Wait goes on for Neville despite impressive show
Valencia 2-2 Real Madrid
When Gary Neville accepted the offer, a little left-field though it seemed, to take on the job of coaching Valencia, he suspected judgement would be reserved on him for the first month, but that the opening fixture of 2016 might mark an end of honeymoon. The visit of Real Madrid to the Mestalla is charged and resonant in any season. Last night, it was utterly gripping, from first minute to last.
A thrilling, tense, feisty, noisy night on the Mediterranean might have finished better - had Alvaro Negredo capitalised on a breakaway in the 93rd minute - for the novice coach, up against Madrid's vastly experienced Rafa Benitez. Benitez was thanked ahead of kick-off with dignity and affection by Valencia fans with posters and applause for what he achieved at the club a little over a decade ago. After that, it was breathless. Valencia trailed twice, and were 2-1 down in the 82nd minute after Gareth Bale headed in for Madrid.
In what is already a Neville trademark, Valencia then came back, almost instantly, thanks to Paco Alcacer's scrambled, headed goal. It was no less than Valencia deserved. They had played sensibly but without fear, and it was not they who lost their cool in a heated atmosphere, but Madrid's Mateo Kovacic, sent off 20 minutes from full-time.
If Benitez was obliged to acknowledge his young midfielder had been reckless in raising his studs to earn the red card, he had some grounds to wonder at whether Madrid ought to have had an earlier penalty, when Bale tumbled over Lucas Orban's outstretched leg while his team held the lead thanks to Karim Benzema's excellent goal. Neville's Valencia did win a spot-kick, slotted in by Dani Parejo just before half-time.
Benitez's first competitive return to the Mestalla, where he won two Liga titles and a Uefa Cup as head coach, was end-to-end for 90 minutes.
Beforehand, it had been almost touching and gave him an experience he has hardly ever known with Madrid: applause, appreciation, even adoration. A huge banner, stretching across most of the width of the pitch, hung on the front barricade of the second tier of seats behind the goal reminded him of a golden era: "Rafa," it said, "You gave us the best years of our lives. Thank you."
A number of Madrid followers, by contrast, have inflicted on Benitez one of the more exasperating couple of months of a career in which he has not always established an easy rapport with supporters. The demands for him to quit are now a regular preamble to kick-off at the Santiago Bernabeu stadium.
The idea that he is instinctively a defensive thinker and planner will not go away, either, in spite of all the evidence he can, and does cite, to argue against that perception. They scored a beautiful opener at the Mestalla.
To devise ways of interrupting the sort of move Madrid's front trio stitched together so elegantly for the opening goal is tough.
Benzema began and completed it, the beneficiary of not one but two blind but perfectly measured passes, struck first-time, by Bale and Cristiano Ronaldo.
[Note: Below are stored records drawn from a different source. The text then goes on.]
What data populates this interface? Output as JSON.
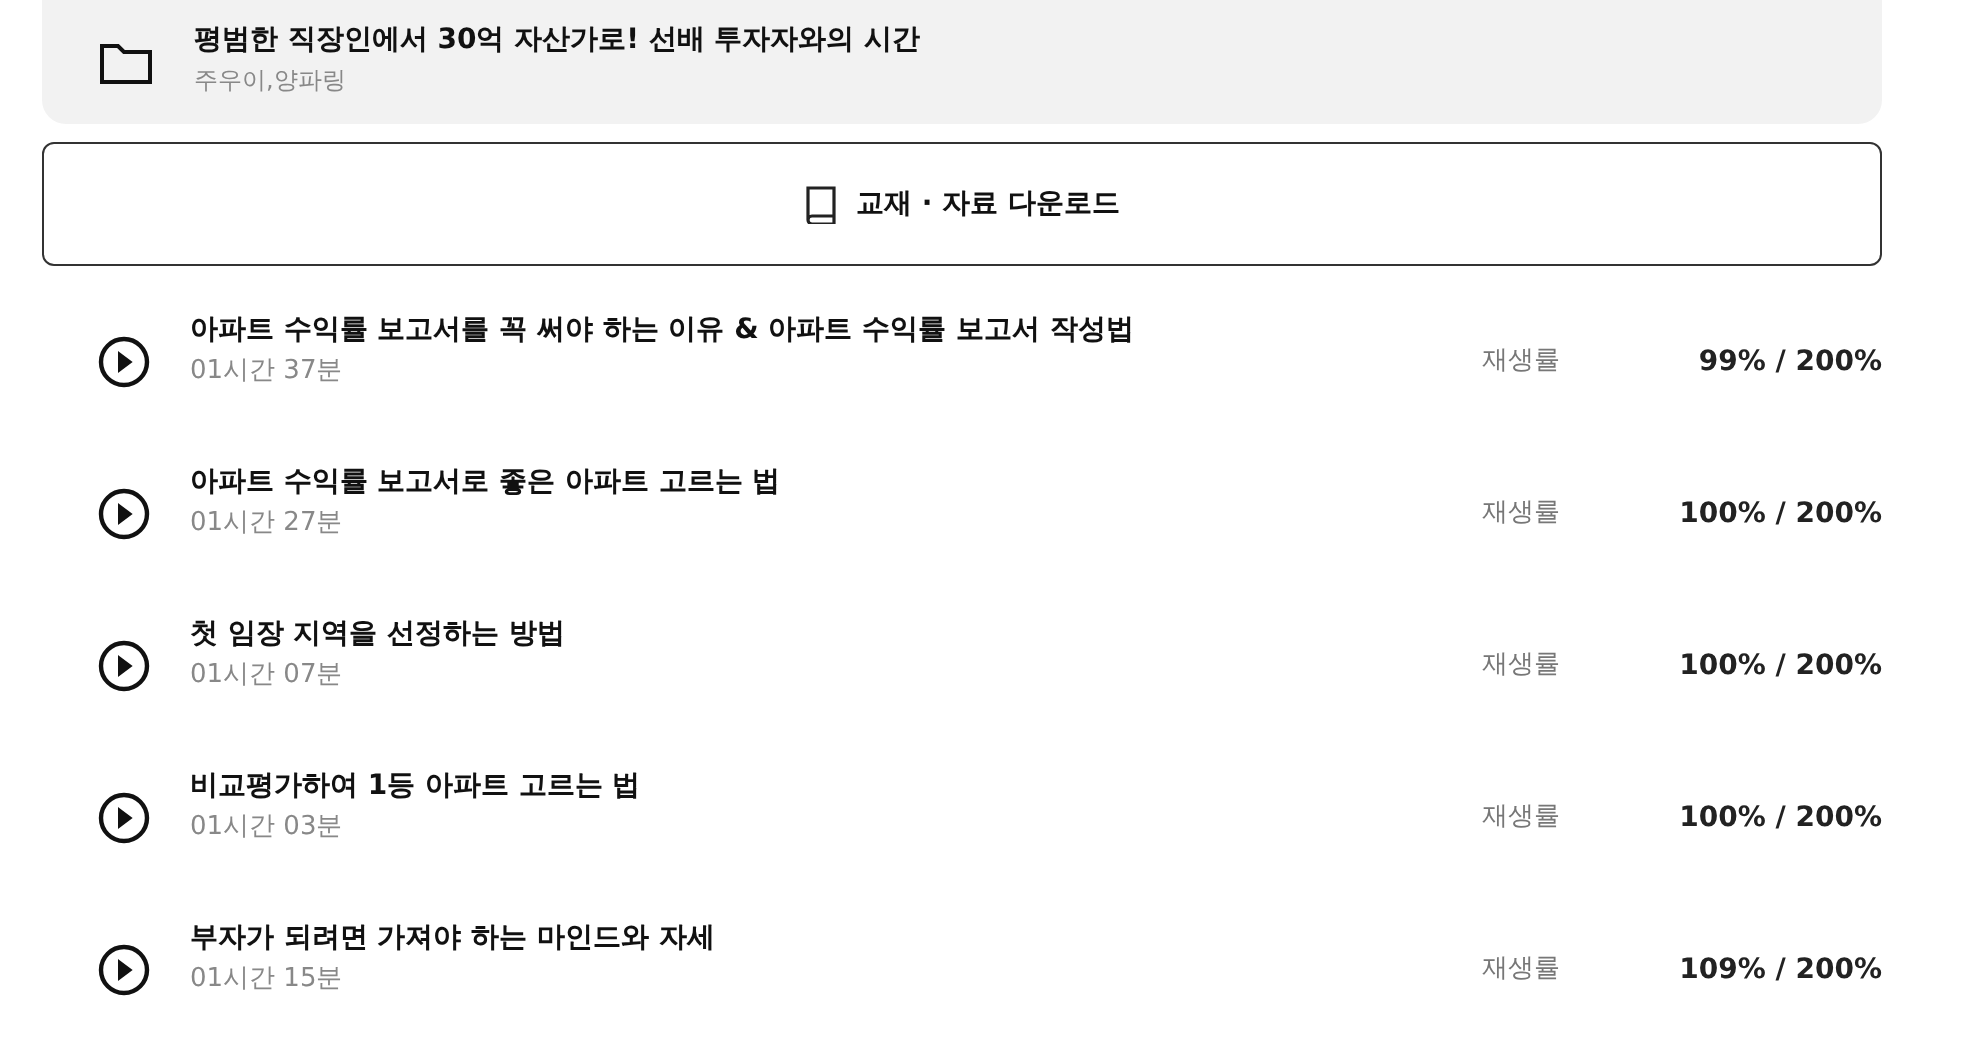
{
  "course": {
    "title": "평범한 직장인에서 30억 자산가로! 선배 투자자와의 시간",
    "instructors": "주우이,양파링"
  },
  "download_button": {
    "label": "교재 · 자료 다운로드"
  },
  "lessons": [
    {
      "title": "아파트 수익률 보고서를 꼭 써야 하는 이유 & 아파트 수익률 보고서 작성법",
      "duration": "01시간 37분",
      "rate_label": "재생률",
      "rate": "99% / 200%"
    },
    {
      "title": "아파트 수익률 보고서로 좋은 아파트 고르는 법",
      "duration": "01시간 27분",
      "rate_label": "재생률",
      "rate": "100% / 200%"
    },
    {
      "title": "첫 임장 지역을 선정하는 방법",
      "duration": "01시간 07분",
      "rate_label": "재생률",
      "rate": "100% / 200%"
    },
    {
      "title": "비교평가하여 1등 아파트 고르는 법",
      "duration": "01시간 03분",
      "rate_label": "재생률",
      "rate": "100% / 200%"
    },
    {
      "title": "부자가 되려면 가져야 하는 마인드와 자세",
      "duration": "01시간 15분",
      "rate_label": "재생률",
      "rate": "109% / 200%"
    }
  ]
}
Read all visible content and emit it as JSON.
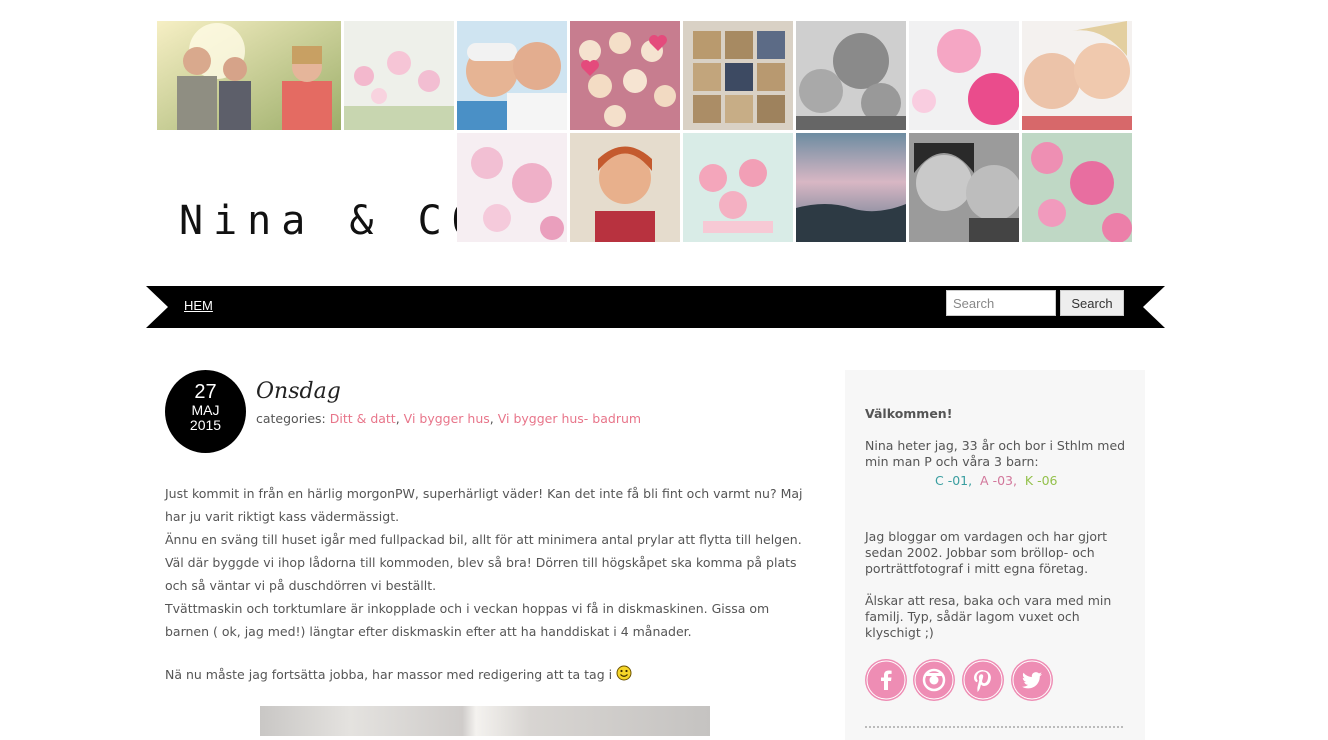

The Welshman's was a backheel, the Portuguese's contribution even slicker, a flick with the side of his boot to tee up Benzema's precise low drive.
If Rafa's Real are often sharp starters, with early goals, Neville has shown he can galvanise Valencia after setback. At 1-0 down, Valencia upped a gear, and by the time Pepe impeded the determined Andre Gomes in the Madrid penalty area, the Madrid defence had come through a few narrow escapes. Parejo converted the penalty, with some Madrid players still unhappy that Bale had not been awarded a spot-kick at the other end.
Neville acknowledges one of the more awkward aspects of his unlikely first gig as a head coach, a disadvantage of taking a job abroad, is the need to share his half-time instructions and observations through an interpretor.
Yesterday's team talk was delivered by a man exhilarated, to players buoyed up by the momentum they had established in the previous half an hour and the reward they had for it. Valencia scored their equaliser on 45 minutes.
The valour of Valencia, the quality of the contest, the shifting balance of pre-eminence can only have been stimulating.
Neville the manager is still a young project and he told Sky Sports in the lead-up to the match his longer-term ambitions may not include senior coaching, a reflection not of any impulsive snap judgment on his experiences in Spain over the last month, but of the variety of options open to a protean individual who has been a successful businessman, analyst, columnist and coach with England.
Valencia has put other young coaches like Ronald Koeman and Quique Sanchez Flores through its wringer; they came out of it fortified, and on current evidence, with very exportable skills.
In the Premier League, where Koeman and Quique have given Southampton and Watford upward mobility, one manager in five has Valencia on his coaching curriculum vitae: Guus Hiddink, now at Chelsea, and Claudio Ranieri, at Leicester City, have both known the bouquets and the sound of bile at the Mestalla. Neville is still in his honeymoon after last night's excellent endeavours.